Report Describes Deteriorating Conditions on College Campuses

Lake Ozark — The Coordinating Board for Higher Education today accepted a report on the facilities at Missouri's public colleges and universities that details severe shortcomings in capacity, quality and condition.

Staff of the Missouri Department of Higher Education conducted facility reviews at each of the state's 13 four-year and 21 two-year campuses last summer. The report includes descriptions of each campus's most serious facility challenges and their capital priorities.

Zora Mulligan, MDHE assistant commissioner, led the review and saw firsthand the deteriorating state of many higher education facilities. The problems generally fall into three categories, Mulligan says: quantity and quality of space, poor conditions of science facilities, and a backlog of maintenance and repairs.

"Missouri campuses have tremendous curb appeal. They are well-kept, clean and attractive. But our facilities review looked behind the scenes," Mulligan says. "We checked out boiler rooms, roofs and storage areas, as well as public spaces like classrooms and auditoriums. We found schools coping with outdated laboratories, buildings that have exceeded their useful life span, and a host of maintenance issues that have led to major problems."

The report cites dramatically increased student enrollments as one reason for capacity issues, as well as changing career trends and the challenges of off-site and online instruction. Nearly every institution is "at capacity" in nursing and/or allied health programs, for example, and even distance learning courses demand space on campus to deliver the programs. As enrollment expands and new teachers are hired to meet demand, some campuses have converted closets and storage areas to accommodate them.

The report notes that some college laboratories date from the 1960s. While many have been renovated, a few 40- to 50-year-old labs remain. Some that have undergone renovation still do not meet current technology requirements. Many do not provide the flexible configurations for updated learning styles such as hands-on research and collaborative learning.

"A statewide strategic goal is to educate more students in math, science, technology and engineering," says Mulligan, "This requires equipment and facilities that have kept pace with industry. Many institutions have been able to upgrade through fund-raising campaigns or industry partnerships, but the sad fact is that some students find their college labs fall short of expectations."

The report says, "Every public college and university in the state has a substantial backlog of deferred maintenance -- projects that have been put off because funds are not available to complete them."

Higher education industry standards recommend that colleges spend about 1.5 percent of the total replacement value of their physical plant on maintenance and repair each year, according to Deputy Commissioner of Higher Education Paul Wagner. "Many colleges have not been able to maintain this level of spending.

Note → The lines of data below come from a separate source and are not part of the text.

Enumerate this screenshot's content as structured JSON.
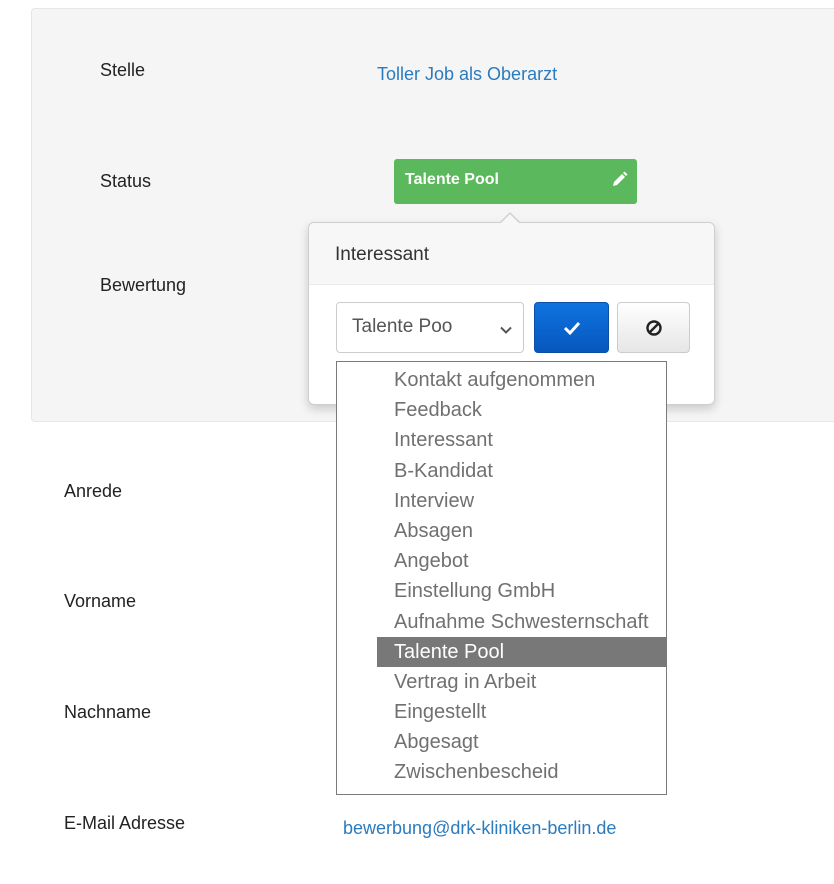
{
  "panel": {
    "stelle_label": "Stelle",
    "stelle_value": "Toller Job als Oberarzt",
    "status_label": "Status",
    "status_badge": "Talente Pool",
    "bewertung_label": "Bewertung"
  },
  "popover": {
    "title": "Interessant",
    "select_value": "Talente Poo",
    "ok_icon": "checkmark-icon",
    "cancel_icon": "ban-icon"
  },
  "dropdown": {
    "options": [
      "Kontakt aufgenommen",
      "Feedback",
      "Interessant",
      "B-Kandidat",
      "Interview",
      "Absagen",
      "Angebot",
      "Einstellung GmbH",
      "Aufnahme Schwesternschaft",
      "Talente Pool",
      "Vertrag in Arbeit",
      "Eingestellt",
      "Abgesagt",
      "Zwischenbescheid"
    ],
    "selected": "Talente Pool"
  },
  "form": {
    "anrede_label": "Anrede",
    "vorname_label": "Vorname",
    "nachname_label": "Nachname",
    "email_label": "E-Mail Adresse",
    "email_value": "bewerbung@drk-kliniken-berlin.de"
  },
  "colors": {
    "status_green": "#5cb85c",
    "ok_blue": "#0b63ce",
    "link_blue": "#2a7bbf",
    "selected_gray": "#787878"
  }
}
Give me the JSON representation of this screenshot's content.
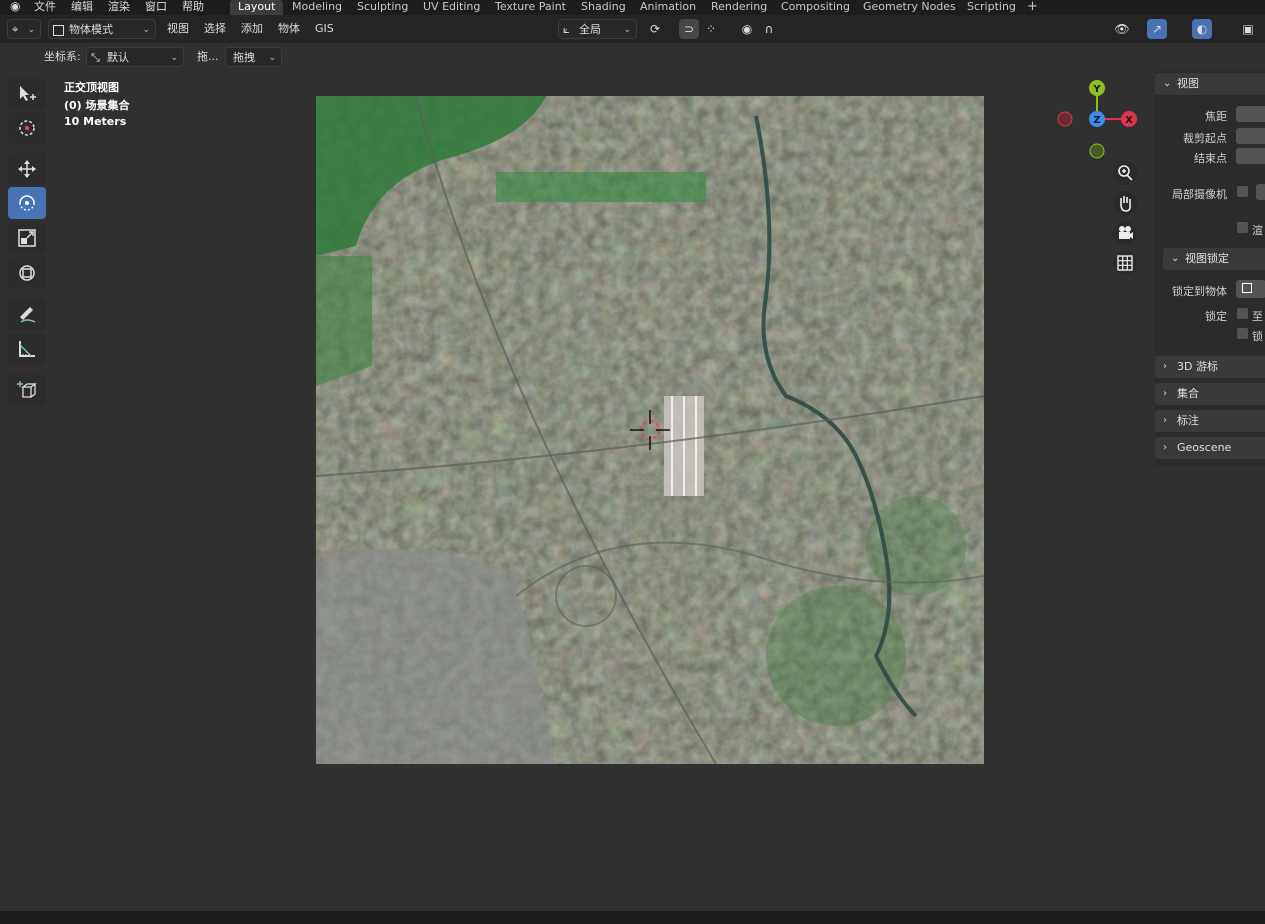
{
  "menu": [
    "文件",
    "编辑",
    "渲染",
    "窗口",
    "帮助"
  ],
  "workspaces": [
    "Layout",
    "Modeling",
    "Sculpting",
    "UV Editing",
    "Texture Paint",
    "Shading",
    "Animation",
    "Rendering",
    "Compositing",
    "Geometry Nodes",
    "Scripting"
  ],
  "workspace_add": "+",
  "header": {
    "mode": "物体模式",
    "menus": [
      "视图",
      "选择",
      "添加",
      "物体",
      "GIS"
    ],
    "transform_orientation": "全局"
  },
  "toolsettings": {
    "coord_label": "坐标系:",
    "coord_value": "默认",
    "drag_label": "拖...",
    "drag_value": "拖拽"
  },
  "viewport_overlay": {
    "view_name": "正交顶视图",
    "collection": "(0) 场景集合",
    "scale": "10 Meters"
  },
  "gizmo": {
    "y": "Y",
    "z": "Z",
    "x": "X"
  },
  "sidebar": {
    "view_panel": "视图",
    "focal_label": "焦距",
    "clip_start_label": "裁剪起点",
    "clip_end_label": "结束点",
    "local_camera_label": "局部摄像机",
    "render_region_label": "渲",
    "view_lock_panel": "视图锁定",
    "lock_to_object_label": "锁定到物体",
    "lock_label": "锁定",
    "lock_opt1": "至",
    "lock_opt2": "锁",
    "panels": [
      "3D 游标",
      "集合",
      "标注",
      "Geoscene"
    ]
  },
  "colors": {
    "accent_blue": "#4772b3",
    "axis_x": "#e0344a",
    "axis_y": "#8cbf26",
    "axis_z": "#3d8cf0"
  }
}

They've had to defer maintenance in order to preserve resources for the classroom as enrollments and other cost pressures have gone up," Wagner says. "Unfortunately, deferring needed maintenance can result in even more expensive repairs in the future."

The facility review found pervasive problems such as cracked and peeling paint, water-damaged ceilings and walls, buckling floor tiles, aging plumbing and electrical systems, elevators that no longer meet code and inefficient heating and cooling systems. Safety issues such as overloaded electrical systems, aging boilers and compromised brick facades surfaced in some cases.

Commissioner of Higher Education Robert Stein says the report provides a wealth of information that can be used as a baseline for regular reviews in the future. "The report provides concrete examples for decision-makers about conditions found on college campuses and will serve as a foundation to inform public policy as the Department of Higher Education reviews capital priority guidelines."

The full report, including facility descriptions and priorities for each campus, is available on the MDHE Website, www.mdhe.mo.gov

###